Despite loss, pain and grief, life is to be lived...
An ode to life and sticking two fingers up to cancer...warning contains explicit language
I am painfully aware that Maya Angelou's poem is all about the African-American Civil Rights struggle, and would never want to fall in the trap of cultural appropriation to make a point, after all I have not had my dignity and rights as a human being thrashed or denied ... nevertheless her words resonate so much with me as a woman, the defiance, ever rising against adversity and so the reason for the quote.
Finally today has also been a reminder of how awful this grieving process is. If the only way people can understand grief is to experience the loss of a loved one I wish I had a superpower that allowed me to stop anyone ever to have to go through it.

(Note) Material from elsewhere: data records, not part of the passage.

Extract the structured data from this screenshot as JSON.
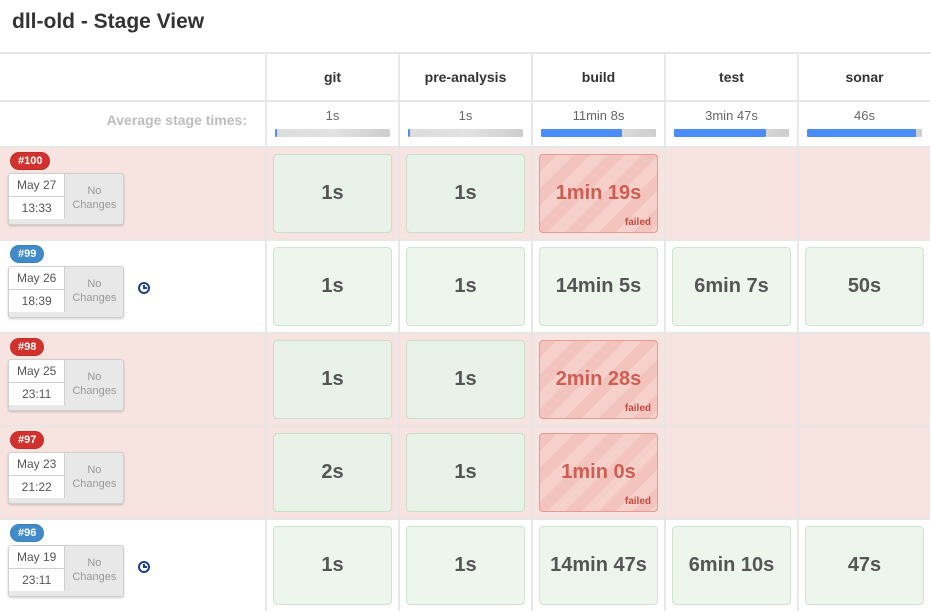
{
  "title": "dll-old - Stage View",
  "avg_label": "Average stage times:",
  "failed_label": "failed",
  "no_changes_label": "No Changes",
  "columns": [
    {
      "id": "git",
      "label": "git",
      "avg": "1s",
      "avg_pct": 2
    },
    {
      "id": "pre-analysis",
      "label": "pre-analysis",
      "avg": "1s",
      "avg_pct": 2
    },
    {
      "id": "build",
      "label": "build",
      "avg": "11min 8s",
      "avg_pct": 70
    },
    {
      "id": "test",
      "label": "test",
      "avg": "3min 47s",
      "avg_pct": 80
    },
    {
      "id": "sonar",
      "label": "sonar",
      "avg": "46s",
      "avg_pct": 95
    }
  ],
  "builds": [
    {
      "id": "#100",
      "status": "failed",
      "date": "May 27",
      "time": "13:33",
      "changes": "none",
      "clock": false,
      "cells": [
        {
          "text": "1s",
          "style": "green"
        },
        {
          "text": "1s",
          "style": "green"
        },
        {
          "text": "1min 19s",
          "style": "red",
          "failed": true
        },
        {
          "text": "",
          "style": "empty"
        },
        {
          "text": "",
          "style": "empty"
        }
      ]
    },
    {
      "id": "#99",
      "status": "success",
      "date": "May 26",
      "time": "18:39",
      "changes": "none",
      "clock": true,
      "cells": [
        {
          "text": "1s",
          "style": "greenlite"
        },
        {
          "text": "1s",
          "style": "greenlite"
        },
        {
          "text": "14min 5s",
          "style": "greenlite"
        },
        {
          "text": "6min 7s",
          "style": "greenlite"
        },
        {
          "text": "50s",
          "style": "greenlite"
        }
      ]
    },
    {
      "id": "#98",
      "status": "failed",
      "date": "May 25",
      "time": "23:11",
      "changes": "none",
      "clock": false,
      "cells": [
        {
          "text": "1s",
          "style": "green"
        },
        {
          "text": "1s",
          "style": "green"
        },
        {
          "text": "2min 28s",
          "style": "red",
          "failed": true
        },
        {
          "text": "",
          "style": "empty"
        },
        {
          "text": "",
          "style": "empty"
        }
      ]
    },
    {
      "id": "#97",
      "status": "failed",
      "date": "May 23",
      "time": "21:22",
      "changes": "none",
      "clock": false,
      "cells": [
        {
          "text": "2s",
          "style": "green"
        },
        {
          "text": "1s",
          "style": "green"
        },
        {
          "text": "1min 0s",
          "style": "red",
          "failed": true
        },
        {
          "text": "",
          "style": "empty"
        },
        {
          "text": "",
          "style": "empty"
        }
      ]
    },
    {
      "id": "#96",
      "status": "success",
      "date": "May 19",
      "time": "23:11",
      "changes": "none",
      "clock": true,
      "cells": [
        {
          "text": "1s",
          "style": "greenlite"
        },
        {
          "text": "1s",
          "style": "greenlite"
        },
        {
          "text": "14min 47s",
          "style": "greenlite"
        },
        {
          "text": "6min 10s",
          "style": "greenlite"
        },
        {
          "text": "47s",
          "style": "greenlite"
        }
      ]
    }
  ]
}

Severe fatigue for me means that I wake up in the morning feeling as if I am drunk. Now if you don't know me you would probably assume that I've been on the bottle and therefore shouldn't be complaining about the side effects of indulging in a drink too many; however the truth is that I hardly ever drink.
10 November is Neuroendocrine Cancer Day and to mark it I will be running ten miles between my two local hospitals dressed in zebra print
...the Rio Olympics have brought home how different our lives are, without Michael here to watch the whole range of events, the little enjoyment I have experienced is always tinged with the acute sadness of his absence.
Brave are the refugees fleeing war-torn countries, risking life and limb in the hope they will carve out a better life for their families in a far away land. Brave are the doctors and nurses...
Friday 17th June is "wear something yellow day" to raise awareness of the great work hospices do in looking after patients with life limiting and terminal illnesses as well as their families. I will be doing my bit by wearing something yellow; watch this space!